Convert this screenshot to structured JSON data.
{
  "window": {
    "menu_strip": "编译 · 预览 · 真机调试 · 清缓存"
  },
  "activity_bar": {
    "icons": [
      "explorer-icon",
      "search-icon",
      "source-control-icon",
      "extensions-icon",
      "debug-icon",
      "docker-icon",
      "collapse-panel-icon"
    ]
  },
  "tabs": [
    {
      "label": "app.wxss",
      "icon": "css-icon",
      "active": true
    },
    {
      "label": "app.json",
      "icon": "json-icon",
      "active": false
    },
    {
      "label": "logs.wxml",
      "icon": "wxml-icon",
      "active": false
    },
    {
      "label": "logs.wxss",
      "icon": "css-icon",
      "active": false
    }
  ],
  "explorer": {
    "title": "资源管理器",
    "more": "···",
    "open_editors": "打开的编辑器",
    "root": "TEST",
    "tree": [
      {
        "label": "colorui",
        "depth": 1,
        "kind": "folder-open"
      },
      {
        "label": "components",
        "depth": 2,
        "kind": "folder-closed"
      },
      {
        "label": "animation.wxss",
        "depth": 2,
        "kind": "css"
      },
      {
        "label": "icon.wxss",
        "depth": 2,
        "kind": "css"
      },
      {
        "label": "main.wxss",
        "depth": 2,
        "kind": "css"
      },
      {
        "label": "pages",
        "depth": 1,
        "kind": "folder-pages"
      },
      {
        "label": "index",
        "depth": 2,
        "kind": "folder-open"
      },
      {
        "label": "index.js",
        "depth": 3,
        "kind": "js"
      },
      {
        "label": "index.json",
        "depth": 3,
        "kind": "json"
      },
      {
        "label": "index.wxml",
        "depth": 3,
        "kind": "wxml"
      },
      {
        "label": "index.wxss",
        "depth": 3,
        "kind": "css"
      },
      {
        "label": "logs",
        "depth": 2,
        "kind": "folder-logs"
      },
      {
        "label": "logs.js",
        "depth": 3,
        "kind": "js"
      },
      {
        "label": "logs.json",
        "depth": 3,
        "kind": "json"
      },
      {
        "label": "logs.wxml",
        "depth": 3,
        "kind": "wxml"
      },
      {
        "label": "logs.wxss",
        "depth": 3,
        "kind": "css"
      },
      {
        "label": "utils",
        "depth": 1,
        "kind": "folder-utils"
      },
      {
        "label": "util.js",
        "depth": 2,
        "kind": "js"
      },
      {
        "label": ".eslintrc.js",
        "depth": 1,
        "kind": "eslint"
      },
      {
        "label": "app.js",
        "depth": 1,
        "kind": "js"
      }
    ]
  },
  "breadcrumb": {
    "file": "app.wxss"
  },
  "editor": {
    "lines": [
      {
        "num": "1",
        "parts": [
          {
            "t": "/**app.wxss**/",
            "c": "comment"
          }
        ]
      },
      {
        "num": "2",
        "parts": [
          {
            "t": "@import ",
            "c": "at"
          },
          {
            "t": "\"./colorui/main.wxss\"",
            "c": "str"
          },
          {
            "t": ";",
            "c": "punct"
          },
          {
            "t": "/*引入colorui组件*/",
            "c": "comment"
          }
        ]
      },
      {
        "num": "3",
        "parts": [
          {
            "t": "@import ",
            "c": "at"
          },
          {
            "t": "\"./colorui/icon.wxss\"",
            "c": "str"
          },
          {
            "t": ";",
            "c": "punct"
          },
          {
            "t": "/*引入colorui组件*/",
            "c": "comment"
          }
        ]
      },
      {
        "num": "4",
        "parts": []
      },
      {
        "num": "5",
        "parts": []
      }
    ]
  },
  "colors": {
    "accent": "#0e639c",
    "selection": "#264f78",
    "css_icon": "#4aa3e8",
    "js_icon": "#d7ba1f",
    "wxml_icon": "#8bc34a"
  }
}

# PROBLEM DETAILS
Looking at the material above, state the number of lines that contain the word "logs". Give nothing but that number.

# RESPONSE
8